* Task description: Lines with "this": how many are there in the listing below? Reply with the number only.

* Records for the exercise:
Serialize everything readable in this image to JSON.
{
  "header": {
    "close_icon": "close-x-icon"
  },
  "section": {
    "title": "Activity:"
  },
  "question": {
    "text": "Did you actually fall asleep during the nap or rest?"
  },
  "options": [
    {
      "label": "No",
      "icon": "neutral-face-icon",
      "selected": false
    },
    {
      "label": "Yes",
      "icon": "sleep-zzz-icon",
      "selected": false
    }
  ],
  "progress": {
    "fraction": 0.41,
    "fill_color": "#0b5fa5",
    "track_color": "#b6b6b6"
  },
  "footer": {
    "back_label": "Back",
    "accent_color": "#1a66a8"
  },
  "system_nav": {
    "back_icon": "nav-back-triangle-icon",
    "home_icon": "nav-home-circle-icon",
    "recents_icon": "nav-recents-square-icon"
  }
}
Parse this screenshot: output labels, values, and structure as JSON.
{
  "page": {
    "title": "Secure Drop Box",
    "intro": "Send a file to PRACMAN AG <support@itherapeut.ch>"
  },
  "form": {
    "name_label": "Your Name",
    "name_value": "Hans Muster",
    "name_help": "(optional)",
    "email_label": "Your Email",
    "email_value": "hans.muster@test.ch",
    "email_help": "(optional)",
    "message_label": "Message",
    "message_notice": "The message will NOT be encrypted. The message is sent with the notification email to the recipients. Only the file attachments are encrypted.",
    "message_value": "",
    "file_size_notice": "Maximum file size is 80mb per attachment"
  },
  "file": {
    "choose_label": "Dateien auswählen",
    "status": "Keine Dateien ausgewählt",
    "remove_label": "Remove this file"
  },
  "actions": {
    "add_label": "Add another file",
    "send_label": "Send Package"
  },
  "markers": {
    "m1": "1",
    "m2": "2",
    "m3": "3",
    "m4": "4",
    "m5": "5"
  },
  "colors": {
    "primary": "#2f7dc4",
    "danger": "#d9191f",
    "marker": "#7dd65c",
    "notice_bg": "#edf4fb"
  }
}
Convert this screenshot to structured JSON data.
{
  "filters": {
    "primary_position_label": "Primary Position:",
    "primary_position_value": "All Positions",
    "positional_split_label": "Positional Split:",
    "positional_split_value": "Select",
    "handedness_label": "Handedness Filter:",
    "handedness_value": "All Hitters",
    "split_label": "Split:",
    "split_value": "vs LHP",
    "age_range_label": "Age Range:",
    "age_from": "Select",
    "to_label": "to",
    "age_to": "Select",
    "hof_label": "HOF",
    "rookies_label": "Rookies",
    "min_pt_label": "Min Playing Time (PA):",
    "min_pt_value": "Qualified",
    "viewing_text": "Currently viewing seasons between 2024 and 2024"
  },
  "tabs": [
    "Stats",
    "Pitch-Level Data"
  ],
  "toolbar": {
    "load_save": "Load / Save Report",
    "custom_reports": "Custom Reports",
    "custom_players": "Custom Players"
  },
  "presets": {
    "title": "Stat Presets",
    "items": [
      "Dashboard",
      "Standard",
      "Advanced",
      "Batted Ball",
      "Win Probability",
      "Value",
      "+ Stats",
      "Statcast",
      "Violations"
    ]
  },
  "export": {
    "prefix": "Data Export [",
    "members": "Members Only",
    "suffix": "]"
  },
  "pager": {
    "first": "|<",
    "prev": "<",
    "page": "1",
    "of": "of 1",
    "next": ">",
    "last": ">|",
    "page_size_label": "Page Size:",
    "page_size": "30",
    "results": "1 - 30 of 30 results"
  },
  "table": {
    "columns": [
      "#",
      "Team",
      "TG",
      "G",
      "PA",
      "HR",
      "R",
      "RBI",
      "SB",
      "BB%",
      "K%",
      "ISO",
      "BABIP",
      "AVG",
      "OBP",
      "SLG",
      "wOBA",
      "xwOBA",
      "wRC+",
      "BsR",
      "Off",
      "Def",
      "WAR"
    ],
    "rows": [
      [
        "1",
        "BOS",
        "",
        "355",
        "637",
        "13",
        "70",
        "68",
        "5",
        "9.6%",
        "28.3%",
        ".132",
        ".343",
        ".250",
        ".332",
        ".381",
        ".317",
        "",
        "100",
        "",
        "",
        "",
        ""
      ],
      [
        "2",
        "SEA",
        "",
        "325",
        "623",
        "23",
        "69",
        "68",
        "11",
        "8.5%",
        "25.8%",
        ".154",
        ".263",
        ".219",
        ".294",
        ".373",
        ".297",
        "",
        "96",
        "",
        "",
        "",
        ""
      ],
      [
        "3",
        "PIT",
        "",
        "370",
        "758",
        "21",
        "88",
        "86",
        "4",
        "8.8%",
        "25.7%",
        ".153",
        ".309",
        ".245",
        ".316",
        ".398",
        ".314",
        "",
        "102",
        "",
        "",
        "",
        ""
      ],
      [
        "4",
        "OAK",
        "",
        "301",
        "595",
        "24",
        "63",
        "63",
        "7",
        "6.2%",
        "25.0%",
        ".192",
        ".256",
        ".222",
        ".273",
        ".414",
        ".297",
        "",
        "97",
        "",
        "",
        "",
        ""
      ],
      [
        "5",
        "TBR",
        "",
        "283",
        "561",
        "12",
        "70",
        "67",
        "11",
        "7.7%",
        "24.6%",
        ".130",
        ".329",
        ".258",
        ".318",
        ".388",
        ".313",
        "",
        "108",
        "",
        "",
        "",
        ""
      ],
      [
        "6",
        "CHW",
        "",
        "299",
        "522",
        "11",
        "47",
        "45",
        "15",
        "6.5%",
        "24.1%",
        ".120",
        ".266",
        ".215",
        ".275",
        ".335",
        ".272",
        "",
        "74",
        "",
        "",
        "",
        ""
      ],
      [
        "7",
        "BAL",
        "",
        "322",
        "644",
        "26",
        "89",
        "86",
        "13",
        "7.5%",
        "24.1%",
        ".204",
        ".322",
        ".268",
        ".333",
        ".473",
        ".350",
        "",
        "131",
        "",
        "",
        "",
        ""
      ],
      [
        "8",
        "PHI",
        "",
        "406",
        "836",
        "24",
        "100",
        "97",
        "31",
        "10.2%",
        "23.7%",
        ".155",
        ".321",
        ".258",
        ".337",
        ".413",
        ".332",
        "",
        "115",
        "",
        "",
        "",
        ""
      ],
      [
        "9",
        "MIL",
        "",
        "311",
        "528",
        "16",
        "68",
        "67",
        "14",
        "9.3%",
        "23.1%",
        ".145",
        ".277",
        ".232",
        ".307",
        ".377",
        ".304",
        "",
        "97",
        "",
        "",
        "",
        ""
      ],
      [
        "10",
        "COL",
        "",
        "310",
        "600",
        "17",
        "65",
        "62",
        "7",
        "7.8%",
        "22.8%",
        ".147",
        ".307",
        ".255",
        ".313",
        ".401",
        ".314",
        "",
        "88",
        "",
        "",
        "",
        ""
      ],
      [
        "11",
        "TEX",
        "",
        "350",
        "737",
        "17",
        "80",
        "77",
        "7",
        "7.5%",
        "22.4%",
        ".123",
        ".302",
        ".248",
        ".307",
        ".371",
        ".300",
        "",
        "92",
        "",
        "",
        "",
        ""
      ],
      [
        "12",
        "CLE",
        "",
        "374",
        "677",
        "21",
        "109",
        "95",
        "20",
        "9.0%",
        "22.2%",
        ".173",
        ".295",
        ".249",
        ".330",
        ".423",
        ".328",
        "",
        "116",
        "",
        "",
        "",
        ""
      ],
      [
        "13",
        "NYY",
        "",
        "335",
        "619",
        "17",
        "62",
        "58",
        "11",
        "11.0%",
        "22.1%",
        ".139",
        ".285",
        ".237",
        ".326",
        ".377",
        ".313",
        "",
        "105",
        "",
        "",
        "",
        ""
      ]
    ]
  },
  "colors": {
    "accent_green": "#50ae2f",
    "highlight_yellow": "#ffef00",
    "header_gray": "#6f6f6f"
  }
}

* Task output: 4